What the exercise asks –
Set down each of the records below exactly as it reads. No pictures go into the copy.

Data under study –

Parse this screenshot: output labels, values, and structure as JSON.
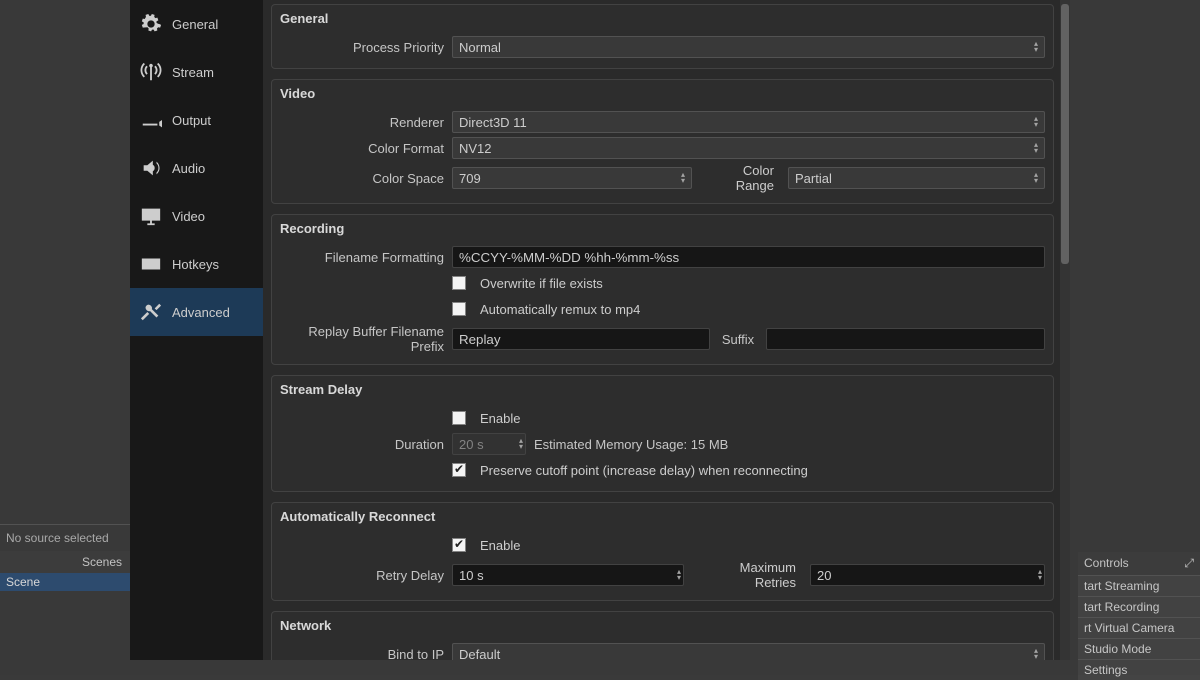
{
  "sidebar": {
    "items": [
      {
        "label": "General"
      },
      {
        "label": "Stream"
      },
      {
        "label": "Output"
      },
      {
        "label": "Audio"
      },
      {
        "label": "Video"
      },
      {
        "label": "Hotkeys"
      },
      {
        "label": "Advanced"
      }
    ]
  },
  "general": {
    "title": "General",
    "process_priority_label": "Process Priority",
    "process_priority": "Normal"
  },
  "video": {
    "title": "Video",
    "renderer_label": "Renderer",
    "renderer": "Direct3D 11",
    "color_format_label": "Color Format",
    "color_format": "NV12",
    "color_space_label": "Color Space",
    "color_space": "709",
    "color_range_label": "Color Range",
    "color_range": "Partial"
  },
  "recording": {
    "title": "Recording",
    "filename_formatting_label": "Filename Formatting",
    "filename_formatting": "%CCYY-%MM-%DD %hh-%mm-%ss",
    "overwrite_label": "Overwrite if file exists",
    "remux_label": "Automatically remux to mp4",
    "replay_prefix_label": "Replay Buffer Filename Prefix",
    "replay_prefix": "Replay",
    "suffix_label": "Suffix",
    "suffix": ""
  },
  "stream_delay": {
    "title": "Stream Delay",
    "enable_label": "Enable",
    "duration_label": "Duration",
    "duration": "20 s",
    "est_label": "Estimated Memory Usage: 15 MB",
    "preserve_label": "Preserve cutoff point (increase delay) when reconnecting"
  },
  "reconnect": {
    "title": "Automatically Reconnect",
    "enable_label": "Enable",
    "retry_delay_label": "Retry Delay",
    "retry_delay": "10 s",
    "max_retries_label": "Maximum Retries",
    "max_retries": "20"
  },
  "network": {
    "title": "Network",
    "bind_label": "Bind to IP",
    "bind": "Default"
  },
  "bg": {
    "no_source": "No source selected",
    "scenes_header": "Scenes",
    "scene_item": "Scene",
    "controls_header": "Controls",
    "start_streaming": "tart Streaming",
    "start_recording": "tart Recording",
    "virtual_camera": "rt Virtual Camera",
    "studio_mode": "Studio Mode",
    "settings": "Settings"
  }
}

Solved problem –
Parse this screenshot: output labels, values, and structure as JSON.
{
  "sidebar": {
    "items": [
      {
        "label": "General"
      },
      {
        "label": "Stream"
      },
      {
        "label": "Output"
      },
      {
        "label": "Audio"
      },
      {
        "label": "Video"
      },
      {
        "label": "Hotkeys"
      },
      {
        "label": "Advanced"
      }
    ]
  },
  "general": {
    "title": "General",
    "process_priority_label": "Process Priority",
    "process_priority": "Normal"
  },
  "video": {
    "title": "Video",
    "renderer_label": "Renderer",
    "renderer": "Direct3D 11",
    "color_format_label": "Color Format",
    "color_format": "NV12",
    "color_space_label": "Color Space",
    "color_space": "709",
    "color_range_label": "Color Range",
    "color_range": "Partial"
  },
  "recording": {
    "title": "Recording",
    "filename_formatting_label": "Filename Formatting",
    "filename_formatting": "%CCYY-%MM-%DD %hh-%mm-%ss",
    "overwrite_label": "Overwrite if file exists",
    "remux_label": "Automatically remux to mp4",
    "replay_prefix_label": "Replay Buffer Filename Prefix",
    "replay_prefix": "Replay",
    "suffix_label": "Suffix",
    "suffix": ""
  },
  "stream_delay": {
    "title": "Stream Delay",
    "enable_label": "Enable",
    "duration_label": "Duration",
    "duration": "20 s",
    "est_label": "Estimated Memory Usage: 15 MB",
    "preserve_label": "Preserve cutoff point (increase delay) when reconnecting"
  },
  "reconnect": {
    "title": "Automatically Reconnect",
    "enable_label": "Enable",
    "retry_delay_label": "Retry Delay",
    "retry_delay": "10 s",
    "max_retries_label": "Maximum Retries",
    "max_retries": "20"
  },
  "network": {
    "title": "Network",
    "bind_label": "Bind to IP",
    "bind": "Default"
  },
  "bg": {
    "no_source": "No source selected",
    "scenes_header": "Scenes",
    "scene_item": "Scene",
    "controls_header": "Controls",
    "start_streaming": "tart Streaming",
    "start_recording": "tart Recording",
    "virtual_camera": "rt Virtual Camera",
    "studio_mode": "Studio Mode",
    "settings": "Settings"
  }
}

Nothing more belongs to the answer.